30 September 2011
Posted by Michelle Devonshire
The launch of the Boeing 787 Dreamliner will boost the UK supply chain, in addition to benefiting the engineering and aerospace markets.
This is the claim made by KPMG, which has forecast the low-carbon plane is the first in a series of more fuel efficient aircraft that will be unveiled by Boeing and Airbus over the next ten years.
According to the firm's Glynn Bellamy, equipment manufacturers will also profit from the B787, with the wider supply chain "well positioned to benefit" from greener craft, particularly suppliers such as Umeco and GKN.
Partner in KPMG's Aerospace and Defence practice, he declared: "In today's volatile economic climate, oil prices are becoming more accepted as a structural rather than cyclical trend, airlines are seeking ways of reducing their operating cost through more fuel efficient aircraft."
The first Boeing 787 Dreamliner was delivered to All Nippon Airways (ANA) on September 26th 2011 during a ceremony next to the plant where it was built in Everett, Washington state, in the US.
"The 787 Dreamliner is the biggest innovation in commercial aviation since the Boeing 707," said Boeing Chairman, President and Chief Executive, Jim McNerney.
Speaking at the launch, he described the new aerospace breakthrough as "game-changing" and praised the talent, technology and teamwork that has brought it to market.
Over 500 workers took part in the presentation to executives from ANA and thousands attended the handover.
Manufactured from composite materials, the B787 is capable of long-range flights and provides lower operating costs and better fuel economy than similar craft, with innovative new technologies developed to enhance travel.
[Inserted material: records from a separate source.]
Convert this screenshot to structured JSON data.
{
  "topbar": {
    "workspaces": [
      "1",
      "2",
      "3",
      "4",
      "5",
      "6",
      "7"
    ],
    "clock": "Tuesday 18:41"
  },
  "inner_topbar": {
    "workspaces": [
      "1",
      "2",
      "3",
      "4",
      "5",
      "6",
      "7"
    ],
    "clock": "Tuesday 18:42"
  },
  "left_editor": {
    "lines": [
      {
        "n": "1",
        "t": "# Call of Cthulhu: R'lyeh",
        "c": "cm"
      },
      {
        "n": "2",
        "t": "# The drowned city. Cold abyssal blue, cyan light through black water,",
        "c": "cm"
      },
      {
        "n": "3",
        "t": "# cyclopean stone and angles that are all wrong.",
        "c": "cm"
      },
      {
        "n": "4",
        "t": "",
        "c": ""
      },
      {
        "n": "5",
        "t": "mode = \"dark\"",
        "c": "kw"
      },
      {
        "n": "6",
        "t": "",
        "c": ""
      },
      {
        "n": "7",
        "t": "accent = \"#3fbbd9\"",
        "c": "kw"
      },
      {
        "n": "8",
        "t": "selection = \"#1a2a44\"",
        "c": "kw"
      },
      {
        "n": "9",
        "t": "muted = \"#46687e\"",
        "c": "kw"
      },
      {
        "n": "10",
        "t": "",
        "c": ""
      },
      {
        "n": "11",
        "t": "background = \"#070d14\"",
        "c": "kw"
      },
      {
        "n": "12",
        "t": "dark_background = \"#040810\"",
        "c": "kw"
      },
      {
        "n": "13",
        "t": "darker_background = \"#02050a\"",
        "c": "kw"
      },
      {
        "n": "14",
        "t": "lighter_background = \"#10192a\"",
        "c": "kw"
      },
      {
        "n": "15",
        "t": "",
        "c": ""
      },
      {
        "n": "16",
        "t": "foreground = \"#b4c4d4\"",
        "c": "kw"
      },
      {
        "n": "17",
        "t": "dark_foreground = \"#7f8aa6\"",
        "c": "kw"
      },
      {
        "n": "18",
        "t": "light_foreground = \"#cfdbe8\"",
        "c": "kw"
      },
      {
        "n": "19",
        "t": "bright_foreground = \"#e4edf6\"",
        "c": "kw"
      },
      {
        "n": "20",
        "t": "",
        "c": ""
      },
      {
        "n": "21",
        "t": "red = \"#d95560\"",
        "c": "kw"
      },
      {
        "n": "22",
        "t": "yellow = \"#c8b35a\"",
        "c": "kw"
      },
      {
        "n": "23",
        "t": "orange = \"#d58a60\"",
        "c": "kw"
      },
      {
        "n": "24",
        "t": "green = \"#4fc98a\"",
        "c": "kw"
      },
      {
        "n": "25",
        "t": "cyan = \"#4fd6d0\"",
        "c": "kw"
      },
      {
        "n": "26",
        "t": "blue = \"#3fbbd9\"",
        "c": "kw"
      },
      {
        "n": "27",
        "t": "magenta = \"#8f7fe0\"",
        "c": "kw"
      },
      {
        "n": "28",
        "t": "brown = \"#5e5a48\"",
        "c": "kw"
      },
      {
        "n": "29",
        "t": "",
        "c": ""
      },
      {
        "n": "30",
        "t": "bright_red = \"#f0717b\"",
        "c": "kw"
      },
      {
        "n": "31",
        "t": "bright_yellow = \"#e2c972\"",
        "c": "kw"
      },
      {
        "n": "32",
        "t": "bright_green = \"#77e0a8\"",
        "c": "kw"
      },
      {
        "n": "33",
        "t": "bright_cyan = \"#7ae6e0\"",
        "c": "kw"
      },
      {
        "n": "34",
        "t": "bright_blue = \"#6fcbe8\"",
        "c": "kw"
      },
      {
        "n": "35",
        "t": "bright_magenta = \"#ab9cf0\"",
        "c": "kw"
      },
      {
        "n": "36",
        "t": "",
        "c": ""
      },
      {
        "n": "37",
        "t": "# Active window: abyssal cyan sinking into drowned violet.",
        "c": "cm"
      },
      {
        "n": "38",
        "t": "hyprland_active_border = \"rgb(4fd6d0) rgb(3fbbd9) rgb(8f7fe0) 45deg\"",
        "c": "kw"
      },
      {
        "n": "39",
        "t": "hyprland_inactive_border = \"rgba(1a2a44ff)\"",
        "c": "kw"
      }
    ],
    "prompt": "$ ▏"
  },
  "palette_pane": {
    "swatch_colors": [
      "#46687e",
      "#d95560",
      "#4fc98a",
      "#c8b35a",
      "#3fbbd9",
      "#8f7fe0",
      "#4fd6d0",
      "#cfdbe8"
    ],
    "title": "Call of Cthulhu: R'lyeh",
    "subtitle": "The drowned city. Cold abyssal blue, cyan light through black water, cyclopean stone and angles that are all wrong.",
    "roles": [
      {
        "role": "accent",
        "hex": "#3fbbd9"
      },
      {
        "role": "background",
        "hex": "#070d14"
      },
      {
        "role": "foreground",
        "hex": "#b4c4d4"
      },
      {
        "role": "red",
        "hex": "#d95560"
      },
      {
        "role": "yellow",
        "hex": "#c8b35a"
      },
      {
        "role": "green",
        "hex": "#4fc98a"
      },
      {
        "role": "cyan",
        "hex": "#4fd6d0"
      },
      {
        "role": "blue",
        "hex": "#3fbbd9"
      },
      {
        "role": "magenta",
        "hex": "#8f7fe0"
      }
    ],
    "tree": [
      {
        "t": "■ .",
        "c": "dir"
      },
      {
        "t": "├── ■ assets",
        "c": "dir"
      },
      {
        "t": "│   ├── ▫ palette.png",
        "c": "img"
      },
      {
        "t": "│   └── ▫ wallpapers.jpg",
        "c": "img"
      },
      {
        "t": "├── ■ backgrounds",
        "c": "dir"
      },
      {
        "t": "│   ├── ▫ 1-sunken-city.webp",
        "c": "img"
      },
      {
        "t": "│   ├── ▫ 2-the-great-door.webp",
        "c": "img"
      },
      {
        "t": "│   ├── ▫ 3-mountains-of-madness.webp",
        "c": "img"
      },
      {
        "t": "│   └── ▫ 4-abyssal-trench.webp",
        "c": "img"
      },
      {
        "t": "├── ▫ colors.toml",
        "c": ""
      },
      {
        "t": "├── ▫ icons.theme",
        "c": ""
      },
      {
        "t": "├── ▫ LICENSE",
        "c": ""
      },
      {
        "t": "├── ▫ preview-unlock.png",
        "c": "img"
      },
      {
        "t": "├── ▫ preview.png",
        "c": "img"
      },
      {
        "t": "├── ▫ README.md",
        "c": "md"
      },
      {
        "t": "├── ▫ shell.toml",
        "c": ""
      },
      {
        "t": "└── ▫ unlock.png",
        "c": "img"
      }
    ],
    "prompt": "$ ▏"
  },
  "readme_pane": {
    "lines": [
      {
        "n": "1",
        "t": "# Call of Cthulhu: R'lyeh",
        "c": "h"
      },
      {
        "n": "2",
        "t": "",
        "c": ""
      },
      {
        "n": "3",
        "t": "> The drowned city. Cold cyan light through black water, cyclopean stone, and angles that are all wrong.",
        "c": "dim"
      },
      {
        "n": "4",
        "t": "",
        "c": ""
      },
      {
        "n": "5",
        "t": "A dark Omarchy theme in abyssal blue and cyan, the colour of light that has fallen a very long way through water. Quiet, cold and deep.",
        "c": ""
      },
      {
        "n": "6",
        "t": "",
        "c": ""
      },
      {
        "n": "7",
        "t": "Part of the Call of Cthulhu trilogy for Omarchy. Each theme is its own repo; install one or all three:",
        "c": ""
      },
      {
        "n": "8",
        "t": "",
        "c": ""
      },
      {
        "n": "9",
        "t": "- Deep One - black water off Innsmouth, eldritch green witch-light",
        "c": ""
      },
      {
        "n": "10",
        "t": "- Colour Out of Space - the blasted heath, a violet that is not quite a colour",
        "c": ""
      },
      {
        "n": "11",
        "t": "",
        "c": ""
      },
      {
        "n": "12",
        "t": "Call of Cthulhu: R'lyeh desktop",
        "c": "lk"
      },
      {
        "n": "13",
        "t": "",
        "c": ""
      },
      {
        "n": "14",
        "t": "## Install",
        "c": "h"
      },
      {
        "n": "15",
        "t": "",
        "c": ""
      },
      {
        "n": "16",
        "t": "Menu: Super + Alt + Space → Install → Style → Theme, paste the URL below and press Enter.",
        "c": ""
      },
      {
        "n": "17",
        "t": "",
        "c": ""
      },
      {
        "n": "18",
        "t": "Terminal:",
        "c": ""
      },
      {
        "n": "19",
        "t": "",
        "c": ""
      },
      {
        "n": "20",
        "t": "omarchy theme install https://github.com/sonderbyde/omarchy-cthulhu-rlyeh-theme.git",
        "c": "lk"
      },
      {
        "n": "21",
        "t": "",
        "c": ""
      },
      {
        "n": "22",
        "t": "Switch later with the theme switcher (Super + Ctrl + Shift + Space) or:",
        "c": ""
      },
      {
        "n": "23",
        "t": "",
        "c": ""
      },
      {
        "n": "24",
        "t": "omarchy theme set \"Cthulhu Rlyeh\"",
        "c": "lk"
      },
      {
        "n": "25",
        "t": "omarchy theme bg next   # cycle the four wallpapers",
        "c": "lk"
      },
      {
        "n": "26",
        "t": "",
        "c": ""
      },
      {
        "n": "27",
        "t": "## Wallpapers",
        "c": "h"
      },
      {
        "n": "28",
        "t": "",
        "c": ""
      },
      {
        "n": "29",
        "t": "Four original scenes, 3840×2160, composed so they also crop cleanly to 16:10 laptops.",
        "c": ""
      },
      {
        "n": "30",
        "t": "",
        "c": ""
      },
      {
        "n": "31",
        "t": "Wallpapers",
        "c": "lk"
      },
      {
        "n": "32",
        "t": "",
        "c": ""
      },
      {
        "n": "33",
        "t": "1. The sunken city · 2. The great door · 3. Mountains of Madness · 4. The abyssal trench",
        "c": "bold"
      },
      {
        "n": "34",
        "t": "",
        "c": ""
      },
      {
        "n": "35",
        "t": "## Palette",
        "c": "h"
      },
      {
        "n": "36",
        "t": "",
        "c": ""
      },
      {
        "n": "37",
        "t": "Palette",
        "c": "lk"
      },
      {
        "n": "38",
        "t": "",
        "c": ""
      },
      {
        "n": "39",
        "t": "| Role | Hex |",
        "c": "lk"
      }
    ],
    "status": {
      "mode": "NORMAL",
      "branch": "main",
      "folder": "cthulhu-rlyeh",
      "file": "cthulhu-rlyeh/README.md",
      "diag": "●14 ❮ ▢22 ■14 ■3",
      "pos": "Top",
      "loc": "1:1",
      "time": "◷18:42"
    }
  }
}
Improvements also include more electrical systems, modern engines and advanced aerodynamics, contributing towards cleaner cabin air, lower altitude, larger windows fitted with electrochromic shades, LED lighting and higher humidity in order to enhance passenger experience and cut carbon emissions.